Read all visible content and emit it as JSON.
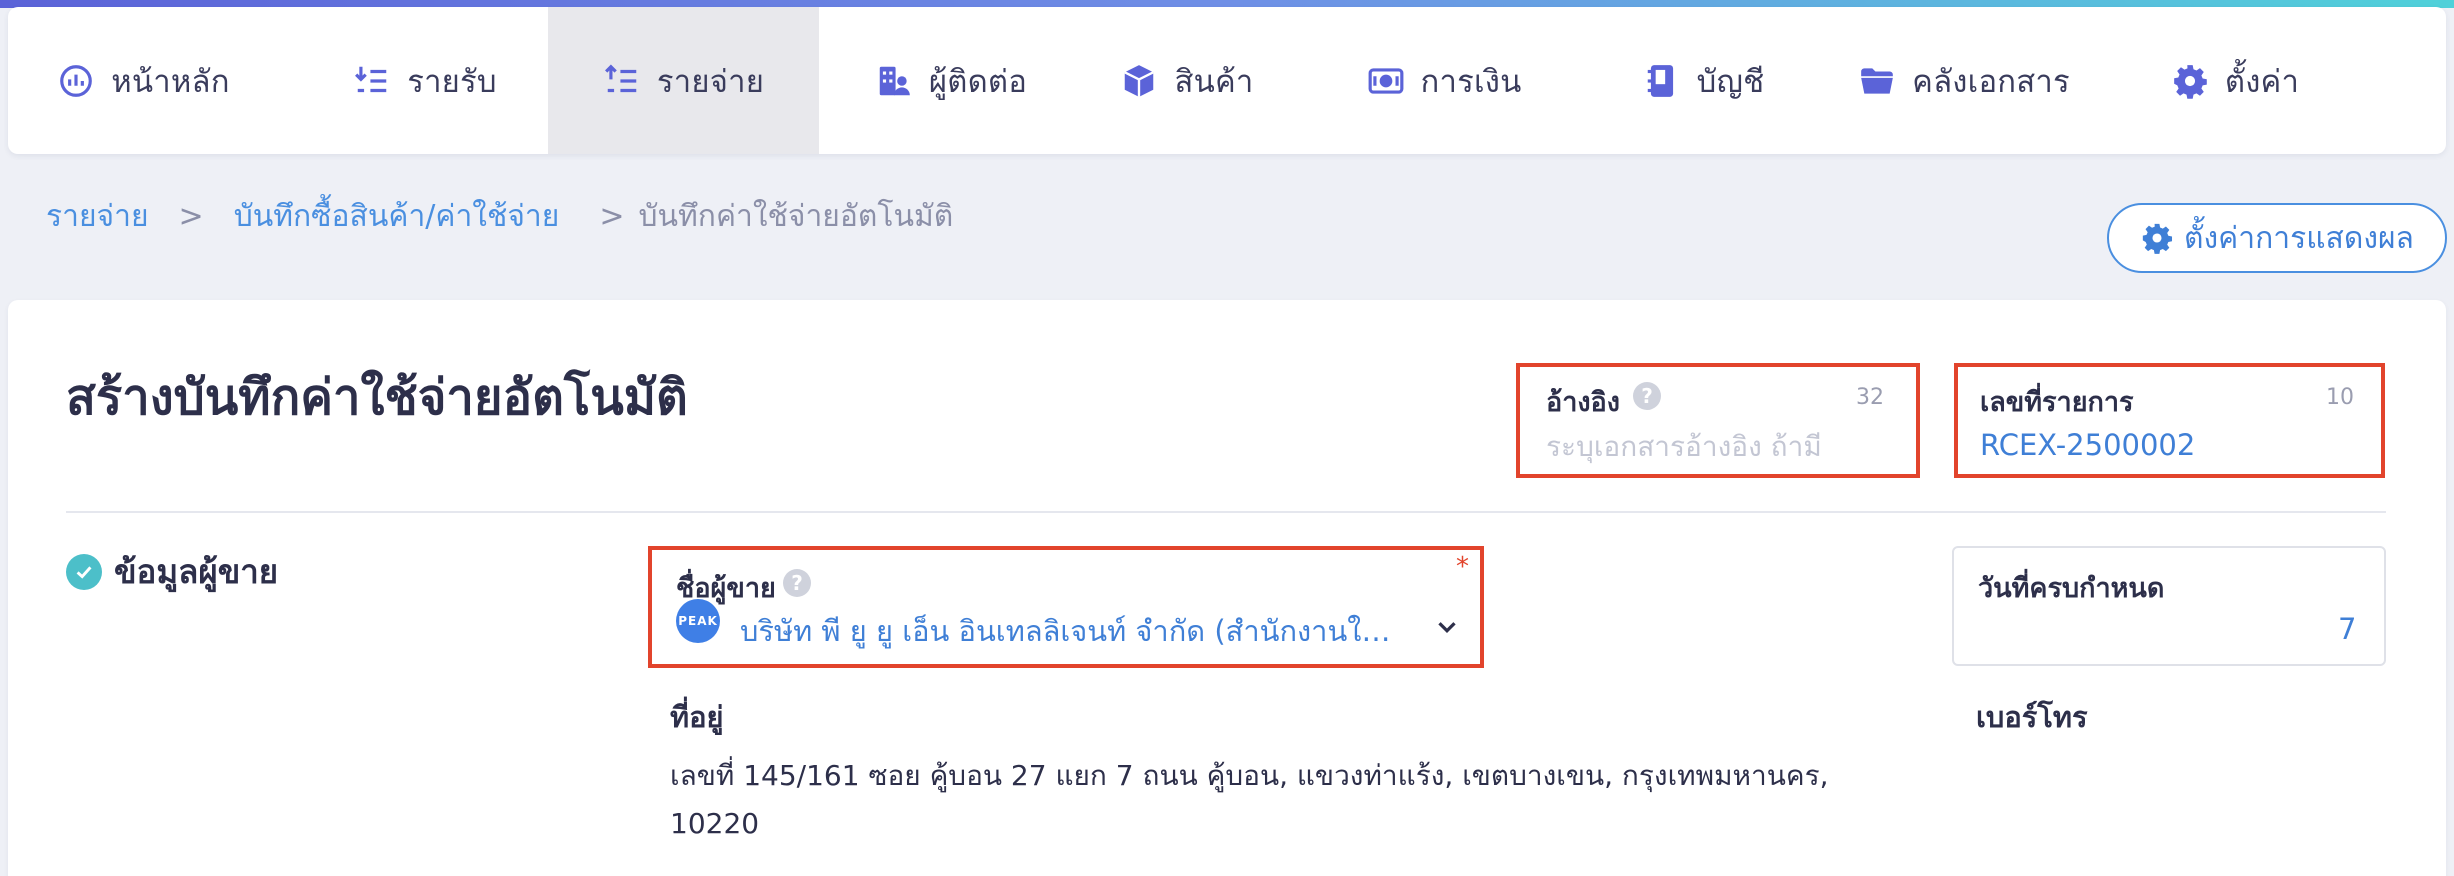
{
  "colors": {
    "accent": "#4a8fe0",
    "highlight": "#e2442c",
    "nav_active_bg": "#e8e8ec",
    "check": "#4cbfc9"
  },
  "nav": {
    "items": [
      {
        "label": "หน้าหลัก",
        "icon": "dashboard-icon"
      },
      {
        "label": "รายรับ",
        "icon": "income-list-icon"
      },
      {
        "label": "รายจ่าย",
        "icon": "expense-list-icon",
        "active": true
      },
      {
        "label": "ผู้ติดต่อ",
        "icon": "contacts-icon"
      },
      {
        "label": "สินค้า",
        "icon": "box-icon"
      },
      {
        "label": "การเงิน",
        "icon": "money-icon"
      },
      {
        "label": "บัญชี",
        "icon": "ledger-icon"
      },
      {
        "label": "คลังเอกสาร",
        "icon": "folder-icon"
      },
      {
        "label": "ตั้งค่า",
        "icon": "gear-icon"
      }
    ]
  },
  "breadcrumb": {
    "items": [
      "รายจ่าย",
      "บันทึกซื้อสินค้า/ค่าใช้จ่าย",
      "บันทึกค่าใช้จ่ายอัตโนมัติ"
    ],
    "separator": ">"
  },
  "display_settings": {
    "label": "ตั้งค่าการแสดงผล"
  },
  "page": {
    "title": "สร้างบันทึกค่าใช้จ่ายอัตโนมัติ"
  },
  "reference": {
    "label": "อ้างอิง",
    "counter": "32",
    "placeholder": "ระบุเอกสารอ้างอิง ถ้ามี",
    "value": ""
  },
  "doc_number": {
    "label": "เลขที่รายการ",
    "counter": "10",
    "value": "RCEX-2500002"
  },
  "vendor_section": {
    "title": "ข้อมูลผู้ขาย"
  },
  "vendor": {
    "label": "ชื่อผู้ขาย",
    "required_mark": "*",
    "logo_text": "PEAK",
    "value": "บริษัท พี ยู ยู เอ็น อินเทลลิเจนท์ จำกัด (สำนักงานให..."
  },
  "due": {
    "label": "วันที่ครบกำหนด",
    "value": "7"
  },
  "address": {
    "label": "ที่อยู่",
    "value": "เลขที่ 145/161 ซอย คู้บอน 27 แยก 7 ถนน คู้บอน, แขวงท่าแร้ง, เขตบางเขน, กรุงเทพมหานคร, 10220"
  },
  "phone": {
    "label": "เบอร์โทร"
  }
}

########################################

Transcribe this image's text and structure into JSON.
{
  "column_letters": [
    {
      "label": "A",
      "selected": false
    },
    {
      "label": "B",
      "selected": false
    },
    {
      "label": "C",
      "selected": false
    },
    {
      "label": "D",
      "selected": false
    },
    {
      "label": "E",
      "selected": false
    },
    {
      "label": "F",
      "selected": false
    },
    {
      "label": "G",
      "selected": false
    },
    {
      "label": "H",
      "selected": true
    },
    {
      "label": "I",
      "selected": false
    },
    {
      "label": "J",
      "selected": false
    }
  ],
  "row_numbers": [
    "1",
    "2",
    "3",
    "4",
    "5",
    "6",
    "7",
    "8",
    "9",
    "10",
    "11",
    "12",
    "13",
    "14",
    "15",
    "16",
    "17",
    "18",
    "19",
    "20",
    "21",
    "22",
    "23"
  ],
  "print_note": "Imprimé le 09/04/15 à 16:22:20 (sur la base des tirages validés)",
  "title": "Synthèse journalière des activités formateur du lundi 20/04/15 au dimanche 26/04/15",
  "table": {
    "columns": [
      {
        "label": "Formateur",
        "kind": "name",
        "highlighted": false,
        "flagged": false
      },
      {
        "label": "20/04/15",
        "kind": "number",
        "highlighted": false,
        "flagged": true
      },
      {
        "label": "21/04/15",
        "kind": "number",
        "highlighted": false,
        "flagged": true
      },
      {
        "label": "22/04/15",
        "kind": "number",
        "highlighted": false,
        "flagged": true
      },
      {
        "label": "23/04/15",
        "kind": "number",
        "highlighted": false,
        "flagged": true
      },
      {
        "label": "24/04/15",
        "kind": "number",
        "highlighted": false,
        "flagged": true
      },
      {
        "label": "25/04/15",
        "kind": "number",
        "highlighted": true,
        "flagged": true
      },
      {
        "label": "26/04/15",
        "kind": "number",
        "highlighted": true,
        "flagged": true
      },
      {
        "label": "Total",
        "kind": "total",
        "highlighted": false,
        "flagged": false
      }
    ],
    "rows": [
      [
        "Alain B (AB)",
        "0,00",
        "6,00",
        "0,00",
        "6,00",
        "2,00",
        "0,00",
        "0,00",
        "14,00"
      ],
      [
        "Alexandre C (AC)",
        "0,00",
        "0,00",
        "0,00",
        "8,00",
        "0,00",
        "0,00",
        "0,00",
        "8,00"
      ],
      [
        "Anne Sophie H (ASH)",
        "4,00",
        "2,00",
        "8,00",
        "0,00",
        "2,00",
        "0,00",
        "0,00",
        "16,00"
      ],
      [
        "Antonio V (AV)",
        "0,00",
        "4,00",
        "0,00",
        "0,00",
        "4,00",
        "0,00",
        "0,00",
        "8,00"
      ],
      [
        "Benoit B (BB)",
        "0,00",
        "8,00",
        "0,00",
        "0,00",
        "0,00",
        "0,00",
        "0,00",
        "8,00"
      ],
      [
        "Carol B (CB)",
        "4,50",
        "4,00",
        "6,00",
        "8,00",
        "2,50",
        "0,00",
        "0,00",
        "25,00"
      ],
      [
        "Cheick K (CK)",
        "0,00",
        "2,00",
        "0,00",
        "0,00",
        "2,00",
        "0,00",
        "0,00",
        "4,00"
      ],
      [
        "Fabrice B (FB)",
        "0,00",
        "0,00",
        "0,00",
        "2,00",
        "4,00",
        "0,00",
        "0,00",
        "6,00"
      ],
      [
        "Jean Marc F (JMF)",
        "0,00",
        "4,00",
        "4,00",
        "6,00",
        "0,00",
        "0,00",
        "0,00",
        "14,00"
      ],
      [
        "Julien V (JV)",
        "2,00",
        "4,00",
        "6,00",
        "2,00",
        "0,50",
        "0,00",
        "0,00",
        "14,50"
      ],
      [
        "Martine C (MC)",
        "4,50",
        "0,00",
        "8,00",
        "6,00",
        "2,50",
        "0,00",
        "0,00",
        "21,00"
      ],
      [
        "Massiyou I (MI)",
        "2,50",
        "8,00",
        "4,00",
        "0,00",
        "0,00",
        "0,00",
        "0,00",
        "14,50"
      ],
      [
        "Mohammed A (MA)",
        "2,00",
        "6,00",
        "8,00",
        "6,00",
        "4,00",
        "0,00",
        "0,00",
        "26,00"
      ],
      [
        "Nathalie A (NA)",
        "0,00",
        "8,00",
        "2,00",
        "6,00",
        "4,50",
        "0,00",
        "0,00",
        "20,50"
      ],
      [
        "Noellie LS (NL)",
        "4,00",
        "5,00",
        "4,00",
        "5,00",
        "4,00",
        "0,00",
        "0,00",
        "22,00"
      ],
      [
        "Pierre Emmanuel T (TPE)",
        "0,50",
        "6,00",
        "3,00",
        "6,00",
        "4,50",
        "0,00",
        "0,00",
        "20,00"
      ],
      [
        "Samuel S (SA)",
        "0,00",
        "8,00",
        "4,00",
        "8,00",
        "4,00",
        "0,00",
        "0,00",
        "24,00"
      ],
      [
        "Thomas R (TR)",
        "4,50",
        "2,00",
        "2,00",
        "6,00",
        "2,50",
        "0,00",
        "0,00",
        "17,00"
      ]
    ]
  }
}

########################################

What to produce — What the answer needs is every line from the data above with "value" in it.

Result for this exercise —
    "value": ""
    "value": "RCEX-2500002"
    "value": "บริษัท พี ยู ยู เอ็น อินเทลลิเจนท์ จำกัด (สำนักงานให..."
    "value": "7"
    "value": "เลขที่ 145/161 ซอย คู้บอน 27 แยก 7 ถนน คู้บอน, แขวงท่าแร้ง, เขตบางเขน, กรุงเทพมหานคร, 10220"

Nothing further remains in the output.